Do you think that the government is doing a good job dealing with issues of police brutality?
No. Not at all. Not in the least. The Trump administration hasn’t used any of the real levers available to it to reach down into different jurisdictions, because there’s a federal basis upon which that can be done, if the federal government believes that civil rights are being trampled upon by a police department they can do an investigation and put it under a consent decree. They’ve done none of that. I would give Barack Obama only middling marks on it. We’re a society…our pace of change is incredibly slow. That pace of change is so slow and incremental that it exhausts people, and that’s what it’s meant to do. You can beat people down by just exhausting them. Our pace of change is very very slow. So no, I do not give good marks.
What do you think are some important cases to study when researching police brutality?
Trayvon Martin, Breonna Taylor, George Floyd, Ahmnaud Arbery, Emmett Till…you know?
Yes, I’m familiar with Emmett Till.
So, when I think of “police brutality” I think of police, and the vigilante lynching system. They were informally designated “policemen,” the lynching mobs. Tragically, you have an endless number to choose from. And it is 2020 and this is still happening. It’s…horrifying.
I’ve felt kind of like I don’t know what I personally should do to make a change. Do you have any advice for me and my peers as to what we should do next?

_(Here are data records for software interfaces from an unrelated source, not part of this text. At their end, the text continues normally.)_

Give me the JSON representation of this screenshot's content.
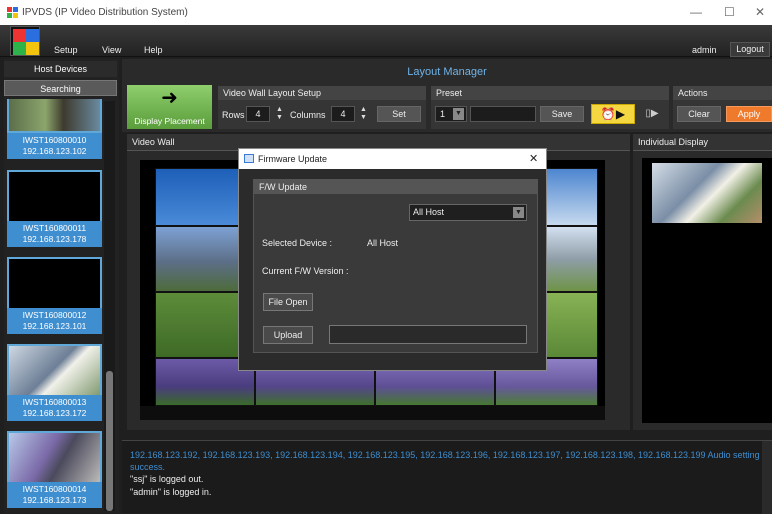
{
  "window": {
    "title": "IPVDS (IP Video Distribution System)",
    "minimize": "—",
    "maximize": "☐",
    "close": "✕"
  },
  "menu": {
    "setup": "Setup",
    "view": "View",
    "help": "Help",
    "user": "admin",
    "logout": "Logout"
  },
  "left": {
    "header": "Host Devices",
    "searching": "Searching",
    "devices": [
      {
        "name": "IWST160800010",
        "ip": "192.168.123.102"
      },
      {
        "name": "IWST160800011",
        "ip": "192.168.123.178"
      },
      {
        "name": "IWST160800012",
        "ip": "192.168.123.101"
      },
      {
        "name": "IWST160800013",
        "ip": "192.168.123.172"
      },
      {
        "name": "IWST160800014",
        "ip": "192.168.123.173"
      }
    ]
  },
  "layout": {
    "title": "Layout Manager",
    "display_placement": "Display Placement",
    "wall_setup": "Video Wall Layout Setup",
    "rows_label": "Rows",
    "rows_value": "4",
    "columns_label": "Columns",
    "columns_value": "4",
    "set": "Set",
    "preset": "Preset",
    "preset_value": "1",
    "save": "Save",
    "actions": "Actions",
    "clear": "Clear",
    "apply": "Apply"
  },
  "panels": {
    "video_wall": "Video Wall",
    "individual": "Individual Display"
  },
  "log": {
    "line1": "192.168.123.192, 192.168.123.193, 192.168.123.194, 192.168.123.195, 192.168.123.196, 192.168.123.197, 192.168.123.198, 192.168.123.199 Audio setting",
    "line2": "success.",
    "line3": "\"ssj\" is logged out.",
    "line4": "\"admin\" is logged in."
  },
  "dialog": {
    "title": "Firmware Update",
    "close": "✕",
    "group": "F/W Update",
    "host_select": "All Host",
    "selected_device_label": "Selected Device :",
    "selected_device_value": "All Host",
    "current_fw_label": "Current F/W Version :",
    "file_open": "File Open",
    "upload": "Upload"
  },
  "colors": {
    "accent": "#3f8ed0",
    "apply": "#f07a2c",
    "green": "#6db44a",
    "title_blue": "#6fb3e8"
  }
}
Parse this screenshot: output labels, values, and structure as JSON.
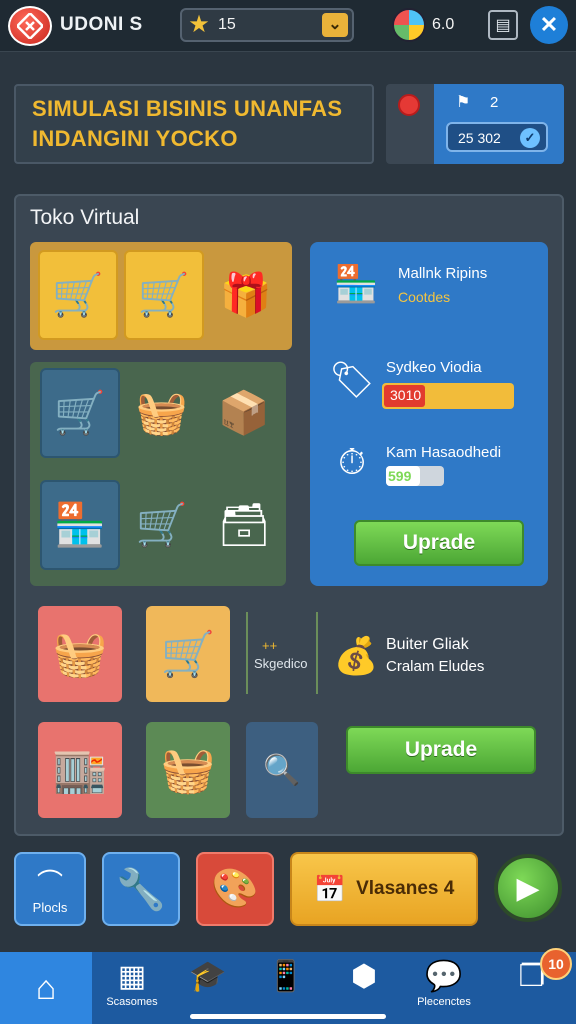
{
  "topbar": {
    "app_title": "UDONI S",
    "level": "15",
    "coins": "6.0",
    "icons": [
      "logo-icon",
      "star-icon",
      "chevron-down-icon",
      "globe-coin-icon",
      "document-icon",
      "close-icon"
    ]
  },
  "banner": {
    "line1": "SIMULASI BISINIS UNANFAS",
    "line2": "INDANGINI YOCKO"
  },
  "stats": {
    "count": "2",
    "value": "25 302"
  },
  "store": {
    "title": "Toko Virtual",
    "side": {
      "item1_title": "Mallnk Ripins",
      "item1_sub": "Cootdes",
      "item2_title": "Sydkeo Viodia",
      "item2_value": "3010",
      "item2_progress": 0.32,
      "item3_title": "Kam Hasaodhedi",
      "item3_value": "599",
      "upgrade_label": "Uprade"
    },
    "bottom": {
      "side_label_top": "++",
      "side_label": "Skgedico",
      "info_line1": "Buiter Gliak",
      "info_line2": "Cralam Eludes",
      "upgrade_label": "Uprade"
    }
  },
  "actions": {
    "profile_label": "Plocls",
    "mission_label": "Vlasanes 4"
  },
  "nav": {
    "item2_label": "Scasomes",
    "item6_label": "Plecenctes",
    "badge": "10"
  },
  "colors": {
    "accent_blue": "#2f79c7",
    "accent_yellow": "#f0b930",
    "accent_green": "#4ca735",
    "background": "#2b3640"
  }
}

Vote. Vote. Please never come to the conclusion that voting doesn’t matter. That’s the intention of power structures…to exhaust people, to discourage people, to get people to disengage, that’s what immoral power structures want people to do. If the people that are perpetuating the racist structures–and by the way, we all perpetuate them, because we live in them, and so I’m guilty of it–but I’m guilty of it, and trying to find where I can dismantle it. But…vote, vote, vote vote. And then the other thing that I think that white people can do is to, without emotionally burdening black people, center their experiences, and allow them to tell us what their experience is. Because so often in American history, well-meaning white liberals have told black people what they’re thinking, or how to get something done, and we don’t have the lived experience. We don’t move in the world with that skin color. So I would say vote, center black people’s voices, and then choose some subset problem where you can donate your time and talent, and there are all sorts of things you could do that might interest you, it might be housing justice, it might be climate justice, it might be working to dismantle the carceral state, it might be mental health access…

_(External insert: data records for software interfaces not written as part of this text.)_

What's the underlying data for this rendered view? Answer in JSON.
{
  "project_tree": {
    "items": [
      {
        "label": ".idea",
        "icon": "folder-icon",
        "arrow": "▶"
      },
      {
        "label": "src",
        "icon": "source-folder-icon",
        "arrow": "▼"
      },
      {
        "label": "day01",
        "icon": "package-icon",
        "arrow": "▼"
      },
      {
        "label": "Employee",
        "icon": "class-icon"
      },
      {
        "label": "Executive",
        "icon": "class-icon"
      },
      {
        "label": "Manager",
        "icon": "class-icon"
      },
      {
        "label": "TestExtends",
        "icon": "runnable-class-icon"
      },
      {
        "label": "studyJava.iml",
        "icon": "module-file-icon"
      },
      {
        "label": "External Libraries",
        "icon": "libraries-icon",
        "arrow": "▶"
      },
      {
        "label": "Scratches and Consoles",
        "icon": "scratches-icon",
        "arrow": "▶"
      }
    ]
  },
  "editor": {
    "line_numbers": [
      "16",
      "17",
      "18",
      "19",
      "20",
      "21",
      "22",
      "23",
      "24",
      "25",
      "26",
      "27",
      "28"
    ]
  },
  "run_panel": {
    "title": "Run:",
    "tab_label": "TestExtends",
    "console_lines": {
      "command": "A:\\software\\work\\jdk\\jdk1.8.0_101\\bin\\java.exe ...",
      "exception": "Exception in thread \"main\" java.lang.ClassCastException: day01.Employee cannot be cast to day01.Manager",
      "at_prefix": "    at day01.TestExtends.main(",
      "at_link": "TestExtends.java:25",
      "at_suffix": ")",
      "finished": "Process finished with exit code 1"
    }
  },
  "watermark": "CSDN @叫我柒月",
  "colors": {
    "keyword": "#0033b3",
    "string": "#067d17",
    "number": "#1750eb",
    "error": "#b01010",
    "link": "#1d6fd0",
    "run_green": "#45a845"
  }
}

Thank you. Lastly, is there anything else that you would like to add?
No, I don’t think so, except for that I’m really proud of you for picking this topic and being engaged….I mean, it’s tough subject matter but I hope you’re gaining a lot from it.
Definitely, it’s definitely been really interesting.
Reeves, Eva M, and Mary K Tate. “Interview with Mary Tate.” 24 Oct. 2020.